#### The records:
######

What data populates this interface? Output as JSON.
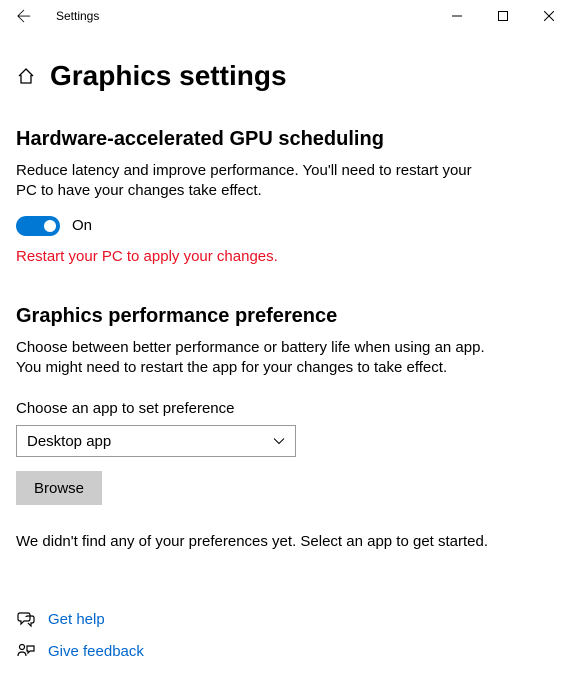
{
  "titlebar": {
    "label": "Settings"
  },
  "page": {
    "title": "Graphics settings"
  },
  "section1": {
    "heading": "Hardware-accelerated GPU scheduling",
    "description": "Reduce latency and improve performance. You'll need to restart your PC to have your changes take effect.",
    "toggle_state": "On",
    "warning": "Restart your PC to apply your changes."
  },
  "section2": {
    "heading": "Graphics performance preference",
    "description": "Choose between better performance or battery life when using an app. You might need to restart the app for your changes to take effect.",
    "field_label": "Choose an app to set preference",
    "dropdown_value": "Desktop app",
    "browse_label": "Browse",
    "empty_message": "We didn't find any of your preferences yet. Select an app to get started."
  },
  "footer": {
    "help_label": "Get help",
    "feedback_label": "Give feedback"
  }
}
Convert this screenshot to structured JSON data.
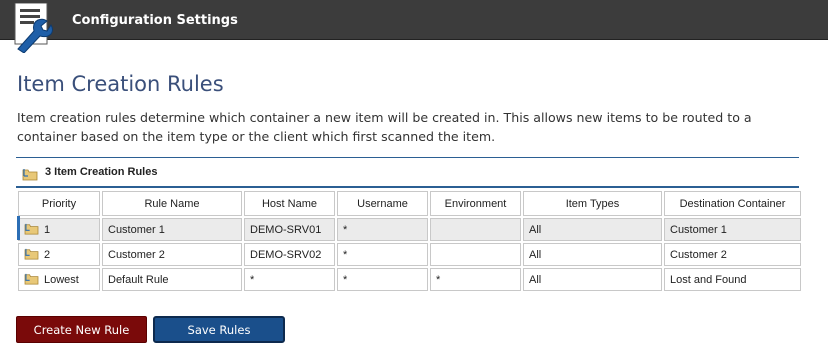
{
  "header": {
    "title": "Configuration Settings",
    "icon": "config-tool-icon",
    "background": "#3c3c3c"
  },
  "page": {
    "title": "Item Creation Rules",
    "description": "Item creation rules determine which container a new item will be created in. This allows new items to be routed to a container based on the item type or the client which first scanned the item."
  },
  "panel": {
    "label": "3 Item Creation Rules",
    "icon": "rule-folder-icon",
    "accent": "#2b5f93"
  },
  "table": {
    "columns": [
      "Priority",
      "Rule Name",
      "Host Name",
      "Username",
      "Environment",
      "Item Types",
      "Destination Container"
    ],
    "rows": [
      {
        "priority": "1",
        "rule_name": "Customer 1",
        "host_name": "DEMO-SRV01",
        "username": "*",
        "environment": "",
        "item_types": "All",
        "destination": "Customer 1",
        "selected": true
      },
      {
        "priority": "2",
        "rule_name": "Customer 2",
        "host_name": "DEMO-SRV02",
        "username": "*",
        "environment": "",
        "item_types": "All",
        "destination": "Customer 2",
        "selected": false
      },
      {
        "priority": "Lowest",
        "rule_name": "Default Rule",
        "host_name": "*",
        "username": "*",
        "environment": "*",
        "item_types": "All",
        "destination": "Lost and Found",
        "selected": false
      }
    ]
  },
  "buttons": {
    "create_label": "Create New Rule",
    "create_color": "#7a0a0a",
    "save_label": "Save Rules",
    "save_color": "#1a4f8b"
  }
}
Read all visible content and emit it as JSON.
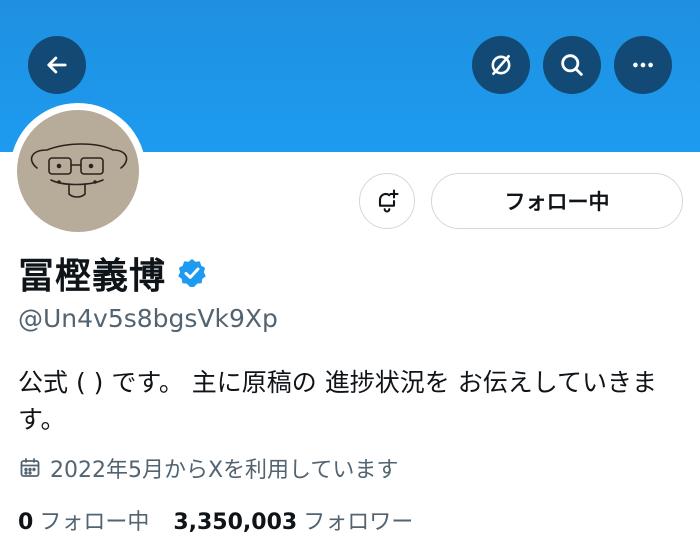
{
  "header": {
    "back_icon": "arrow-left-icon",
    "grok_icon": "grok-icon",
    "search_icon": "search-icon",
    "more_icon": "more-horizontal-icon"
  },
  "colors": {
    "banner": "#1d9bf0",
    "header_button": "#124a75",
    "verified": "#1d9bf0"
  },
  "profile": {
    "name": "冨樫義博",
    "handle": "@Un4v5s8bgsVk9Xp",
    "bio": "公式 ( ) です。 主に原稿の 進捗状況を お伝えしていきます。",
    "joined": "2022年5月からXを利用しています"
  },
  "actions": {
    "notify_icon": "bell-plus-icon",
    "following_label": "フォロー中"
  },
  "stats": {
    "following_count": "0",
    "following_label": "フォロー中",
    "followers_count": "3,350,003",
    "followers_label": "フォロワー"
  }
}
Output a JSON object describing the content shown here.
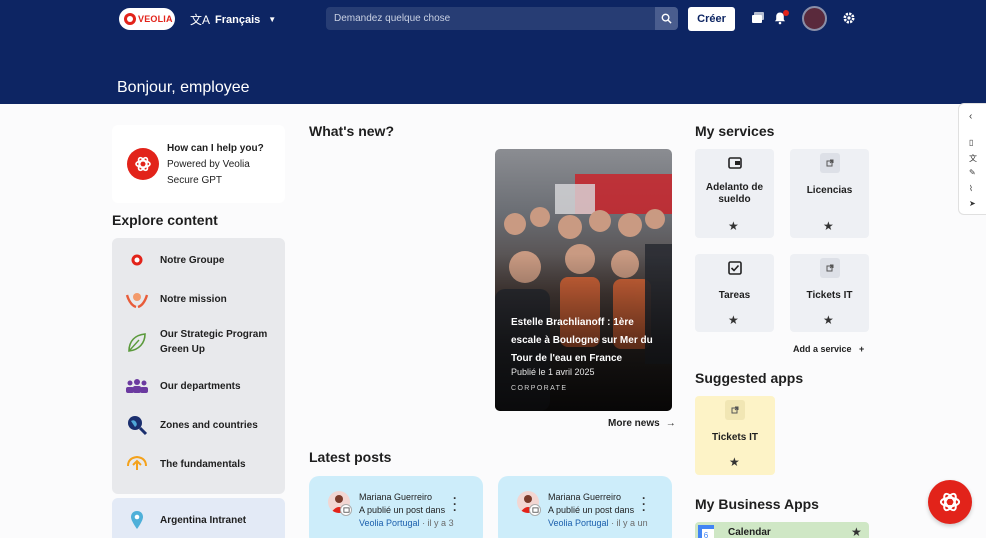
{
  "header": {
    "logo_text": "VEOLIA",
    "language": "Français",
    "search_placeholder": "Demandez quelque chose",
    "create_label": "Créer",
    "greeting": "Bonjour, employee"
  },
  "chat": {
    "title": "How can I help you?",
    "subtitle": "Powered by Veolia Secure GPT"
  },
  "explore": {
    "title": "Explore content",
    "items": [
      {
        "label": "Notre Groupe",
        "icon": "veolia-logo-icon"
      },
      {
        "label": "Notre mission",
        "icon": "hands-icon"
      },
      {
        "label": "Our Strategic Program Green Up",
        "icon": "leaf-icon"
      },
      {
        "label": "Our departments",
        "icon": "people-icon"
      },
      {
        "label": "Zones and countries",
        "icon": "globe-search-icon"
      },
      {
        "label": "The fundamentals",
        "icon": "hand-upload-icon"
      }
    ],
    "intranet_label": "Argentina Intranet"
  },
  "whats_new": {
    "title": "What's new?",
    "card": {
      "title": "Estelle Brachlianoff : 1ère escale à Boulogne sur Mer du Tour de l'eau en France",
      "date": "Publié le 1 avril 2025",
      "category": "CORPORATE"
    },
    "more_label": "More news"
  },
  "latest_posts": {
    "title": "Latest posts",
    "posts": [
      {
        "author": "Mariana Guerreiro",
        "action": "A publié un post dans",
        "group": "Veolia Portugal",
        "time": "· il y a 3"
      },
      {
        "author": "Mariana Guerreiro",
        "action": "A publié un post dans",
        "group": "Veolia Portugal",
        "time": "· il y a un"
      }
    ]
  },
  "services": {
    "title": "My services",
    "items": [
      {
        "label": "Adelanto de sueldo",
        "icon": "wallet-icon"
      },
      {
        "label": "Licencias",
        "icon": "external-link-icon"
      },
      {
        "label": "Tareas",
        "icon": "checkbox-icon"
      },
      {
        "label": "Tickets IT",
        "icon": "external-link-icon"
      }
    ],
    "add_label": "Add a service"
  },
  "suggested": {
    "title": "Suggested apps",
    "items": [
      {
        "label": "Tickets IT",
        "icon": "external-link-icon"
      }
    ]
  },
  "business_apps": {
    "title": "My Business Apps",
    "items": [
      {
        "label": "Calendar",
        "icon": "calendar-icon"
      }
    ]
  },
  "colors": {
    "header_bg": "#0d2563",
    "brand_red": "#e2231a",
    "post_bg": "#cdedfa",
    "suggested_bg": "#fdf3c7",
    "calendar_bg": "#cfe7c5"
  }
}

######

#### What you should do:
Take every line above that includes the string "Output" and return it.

#### Task answer:
What data populates this interface? Output as JSON.
Output a JSON object describing the content shown here.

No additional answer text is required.